ASSIGNMENT —
Copy out, from the data, each line containing the string "title".

Data records for software interfaces
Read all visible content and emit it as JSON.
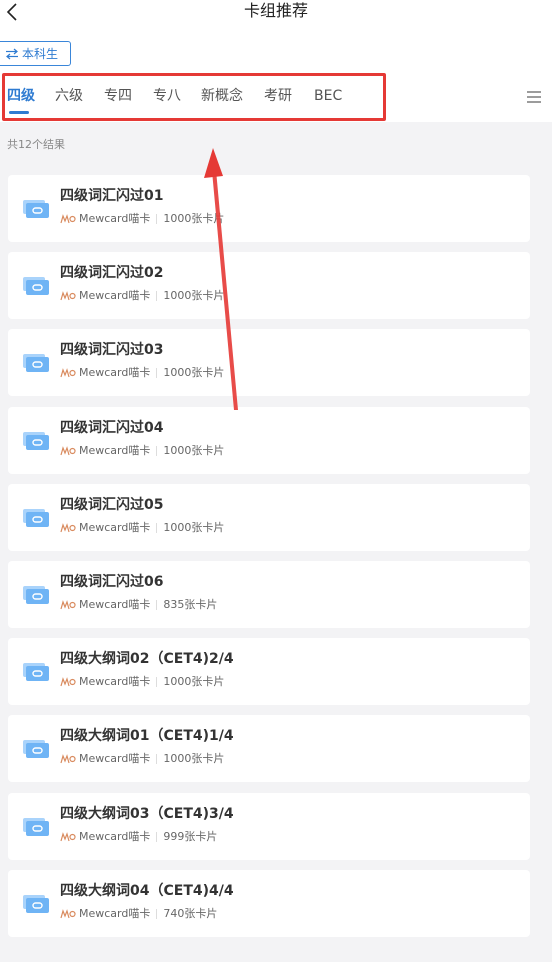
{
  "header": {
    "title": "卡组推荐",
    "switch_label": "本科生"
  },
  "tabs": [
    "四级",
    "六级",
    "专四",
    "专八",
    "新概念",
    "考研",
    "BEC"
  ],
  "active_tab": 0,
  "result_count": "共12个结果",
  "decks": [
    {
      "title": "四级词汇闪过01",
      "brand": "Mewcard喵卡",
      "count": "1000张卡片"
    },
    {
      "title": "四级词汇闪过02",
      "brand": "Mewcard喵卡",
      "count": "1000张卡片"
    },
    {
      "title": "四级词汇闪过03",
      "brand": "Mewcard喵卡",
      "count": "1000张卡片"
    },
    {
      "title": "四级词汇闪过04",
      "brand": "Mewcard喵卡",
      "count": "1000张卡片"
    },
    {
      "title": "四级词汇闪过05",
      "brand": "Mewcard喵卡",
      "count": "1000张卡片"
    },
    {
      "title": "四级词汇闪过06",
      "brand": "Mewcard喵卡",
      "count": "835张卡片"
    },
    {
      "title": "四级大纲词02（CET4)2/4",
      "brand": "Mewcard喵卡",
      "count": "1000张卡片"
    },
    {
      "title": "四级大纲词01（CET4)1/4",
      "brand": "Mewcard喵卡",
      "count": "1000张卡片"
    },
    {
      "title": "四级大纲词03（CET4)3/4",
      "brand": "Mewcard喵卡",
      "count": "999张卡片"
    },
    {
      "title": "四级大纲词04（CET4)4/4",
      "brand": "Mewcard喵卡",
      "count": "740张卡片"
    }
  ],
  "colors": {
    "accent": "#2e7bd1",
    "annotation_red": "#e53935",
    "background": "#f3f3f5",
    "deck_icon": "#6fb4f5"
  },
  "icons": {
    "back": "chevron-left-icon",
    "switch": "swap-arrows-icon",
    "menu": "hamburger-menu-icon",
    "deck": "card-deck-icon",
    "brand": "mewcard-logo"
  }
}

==

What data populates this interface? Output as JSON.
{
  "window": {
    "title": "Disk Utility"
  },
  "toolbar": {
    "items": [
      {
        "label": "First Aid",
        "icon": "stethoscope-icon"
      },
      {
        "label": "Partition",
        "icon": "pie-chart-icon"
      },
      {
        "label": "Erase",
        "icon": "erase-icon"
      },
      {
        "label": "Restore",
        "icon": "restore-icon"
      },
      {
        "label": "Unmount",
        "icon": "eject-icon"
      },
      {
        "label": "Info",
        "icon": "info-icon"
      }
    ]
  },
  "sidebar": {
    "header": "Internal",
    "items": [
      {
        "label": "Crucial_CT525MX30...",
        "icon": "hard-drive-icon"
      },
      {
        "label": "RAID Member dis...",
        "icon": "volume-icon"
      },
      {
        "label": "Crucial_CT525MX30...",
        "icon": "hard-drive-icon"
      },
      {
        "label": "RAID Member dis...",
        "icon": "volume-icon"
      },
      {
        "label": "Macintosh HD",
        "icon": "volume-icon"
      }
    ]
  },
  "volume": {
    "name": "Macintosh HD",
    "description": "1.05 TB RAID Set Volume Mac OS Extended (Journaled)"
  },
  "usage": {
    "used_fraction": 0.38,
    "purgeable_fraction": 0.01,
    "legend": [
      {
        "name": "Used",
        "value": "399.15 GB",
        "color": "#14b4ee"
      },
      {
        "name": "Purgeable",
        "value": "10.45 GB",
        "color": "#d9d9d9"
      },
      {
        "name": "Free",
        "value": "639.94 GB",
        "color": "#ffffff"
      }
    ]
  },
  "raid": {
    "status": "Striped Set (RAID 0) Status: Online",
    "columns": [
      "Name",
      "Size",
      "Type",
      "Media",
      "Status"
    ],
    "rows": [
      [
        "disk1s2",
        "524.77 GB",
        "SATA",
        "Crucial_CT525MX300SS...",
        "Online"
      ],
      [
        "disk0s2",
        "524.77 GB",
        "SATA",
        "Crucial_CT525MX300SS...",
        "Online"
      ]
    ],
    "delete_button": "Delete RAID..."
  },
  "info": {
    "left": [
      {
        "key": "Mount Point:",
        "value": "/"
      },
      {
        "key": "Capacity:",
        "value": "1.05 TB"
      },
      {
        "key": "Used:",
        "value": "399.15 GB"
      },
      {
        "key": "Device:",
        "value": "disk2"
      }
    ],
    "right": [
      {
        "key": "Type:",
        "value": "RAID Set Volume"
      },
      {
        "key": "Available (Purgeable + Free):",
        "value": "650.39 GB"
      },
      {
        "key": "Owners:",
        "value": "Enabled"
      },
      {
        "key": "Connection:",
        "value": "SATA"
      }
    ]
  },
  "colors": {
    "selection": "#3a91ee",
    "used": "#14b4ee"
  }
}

OUTPUT BELOW —
    "title": "卡组推荐",
      "title": "四级词汇闪过01",
      "title": "四级词汇闪过02",
      "title": "四级词汇闪过03",
      "title": "四级词汇闪过04",
      "title": "四级词汇闪过05",
      "title": "四级词汇闪过06",
      "title": "四级大纲词02（CET4)2/4",
      "title": "四级大纲词01（CET4)1/4",
      "title": "四级大纲词03（CET4)3/4",
      "title": "四级大纲词04（CET4)4/4",
    "title": "Disk Utility"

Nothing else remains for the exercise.